:: Dataset excerpts ::

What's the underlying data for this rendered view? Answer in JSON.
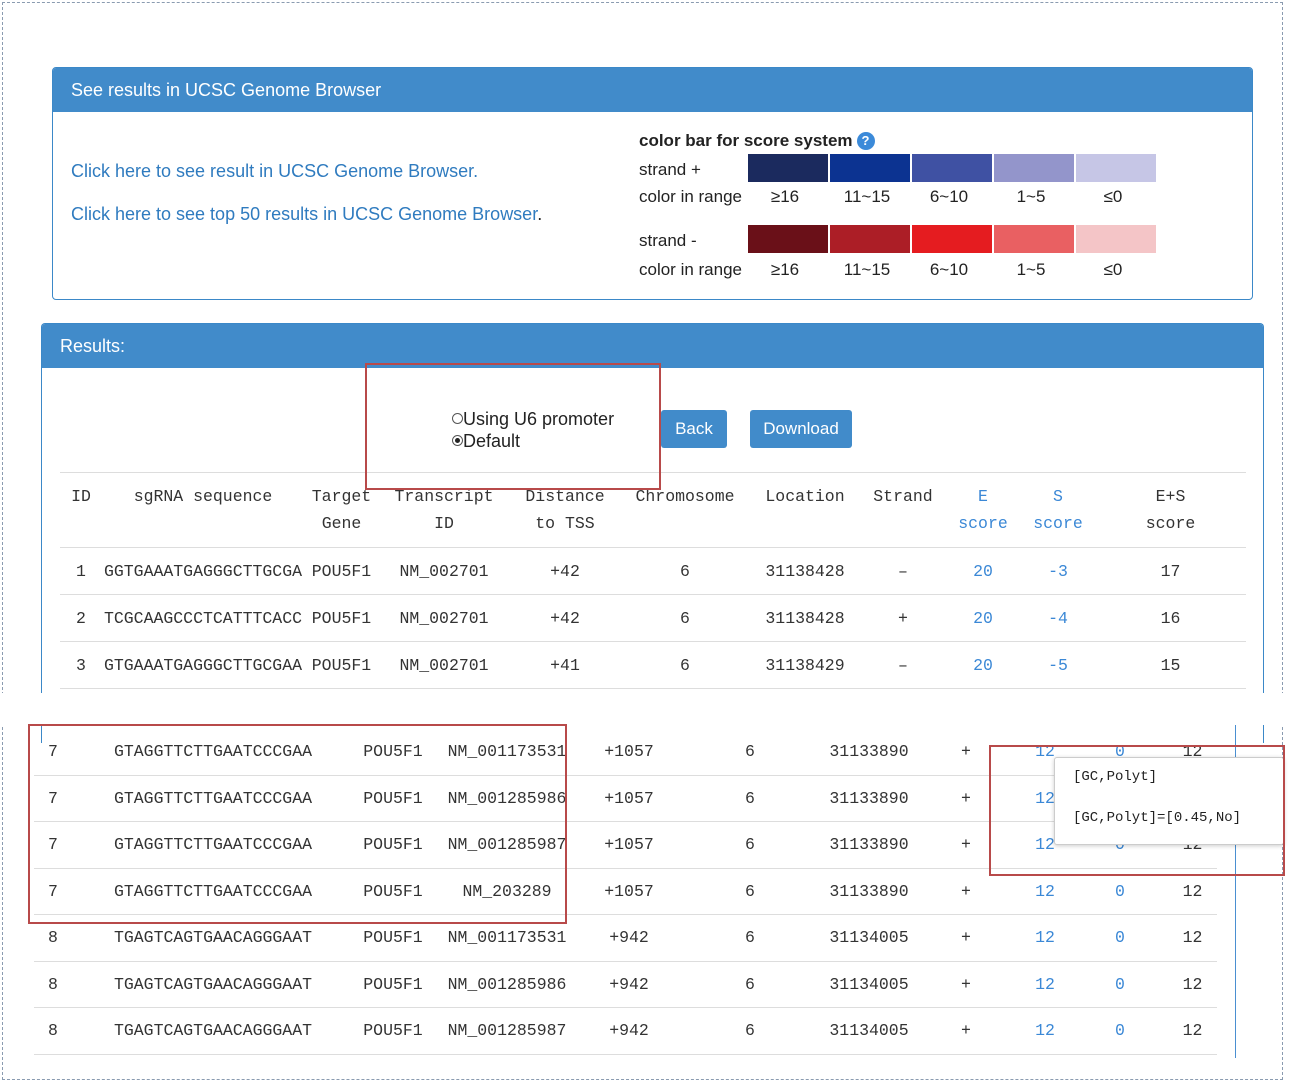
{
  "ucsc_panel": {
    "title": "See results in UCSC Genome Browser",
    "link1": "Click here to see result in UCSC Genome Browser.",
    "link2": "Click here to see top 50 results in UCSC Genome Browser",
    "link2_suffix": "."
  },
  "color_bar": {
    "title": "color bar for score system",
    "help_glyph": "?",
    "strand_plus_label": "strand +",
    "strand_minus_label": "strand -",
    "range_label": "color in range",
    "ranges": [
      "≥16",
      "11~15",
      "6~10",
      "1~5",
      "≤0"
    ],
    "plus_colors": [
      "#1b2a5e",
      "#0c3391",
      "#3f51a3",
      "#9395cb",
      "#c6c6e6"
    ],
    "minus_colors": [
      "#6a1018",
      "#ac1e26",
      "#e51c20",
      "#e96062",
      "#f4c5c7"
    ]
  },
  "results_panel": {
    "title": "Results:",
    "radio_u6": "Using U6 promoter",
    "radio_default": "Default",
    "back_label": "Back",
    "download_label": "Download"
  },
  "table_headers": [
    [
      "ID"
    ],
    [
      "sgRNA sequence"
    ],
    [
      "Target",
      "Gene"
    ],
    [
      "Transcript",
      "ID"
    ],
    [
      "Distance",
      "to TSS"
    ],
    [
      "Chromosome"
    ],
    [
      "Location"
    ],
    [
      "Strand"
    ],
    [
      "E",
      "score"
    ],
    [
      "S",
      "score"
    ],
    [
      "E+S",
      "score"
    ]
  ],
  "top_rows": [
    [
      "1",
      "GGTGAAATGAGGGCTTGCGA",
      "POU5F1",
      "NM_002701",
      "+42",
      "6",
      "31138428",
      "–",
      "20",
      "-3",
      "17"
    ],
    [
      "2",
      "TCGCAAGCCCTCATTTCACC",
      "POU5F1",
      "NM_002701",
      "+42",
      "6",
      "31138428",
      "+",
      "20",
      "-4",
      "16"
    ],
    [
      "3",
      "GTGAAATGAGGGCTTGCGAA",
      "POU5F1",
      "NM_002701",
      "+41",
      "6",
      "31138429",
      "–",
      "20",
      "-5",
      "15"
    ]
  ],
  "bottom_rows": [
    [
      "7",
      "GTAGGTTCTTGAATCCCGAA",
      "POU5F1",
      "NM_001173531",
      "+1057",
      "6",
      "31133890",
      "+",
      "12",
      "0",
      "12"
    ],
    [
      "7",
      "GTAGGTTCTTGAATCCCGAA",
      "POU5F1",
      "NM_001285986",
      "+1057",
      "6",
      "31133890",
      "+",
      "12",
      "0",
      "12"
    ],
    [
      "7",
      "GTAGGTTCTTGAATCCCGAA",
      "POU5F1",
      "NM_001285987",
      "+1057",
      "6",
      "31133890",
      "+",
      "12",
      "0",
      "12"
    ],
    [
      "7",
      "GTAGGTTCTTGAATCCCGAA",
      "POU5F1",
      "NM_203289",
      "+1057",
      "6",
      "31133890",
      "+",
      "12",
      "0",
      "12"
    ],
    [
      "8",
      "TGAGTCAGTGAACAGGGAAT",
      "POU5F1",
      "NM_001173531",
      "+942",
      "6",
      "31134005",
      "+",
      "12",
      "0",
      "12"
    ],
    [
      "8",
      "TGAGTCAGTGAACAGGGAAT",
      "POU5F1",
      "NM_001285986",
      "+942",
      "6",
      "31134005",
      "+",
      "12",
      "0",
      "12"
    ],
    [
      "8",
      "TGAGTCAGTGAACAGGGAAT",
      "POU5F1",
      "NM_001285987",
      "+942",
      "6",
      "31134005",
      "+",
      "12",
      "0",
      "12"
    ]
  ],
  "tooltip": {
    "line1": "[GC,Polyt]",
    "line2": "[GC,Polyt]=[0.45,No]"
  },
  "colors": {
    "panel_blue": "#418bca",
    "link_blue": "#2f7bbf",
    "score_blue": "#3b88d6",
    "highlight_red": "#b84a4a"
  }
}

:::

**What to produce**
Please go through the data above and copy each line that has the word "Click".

**Solution to this problem**
    "link1": "Click here to see result in UCSC Genome Browser.",
    "link2": "Click here to see top 50 results in UCSC Genome Browser",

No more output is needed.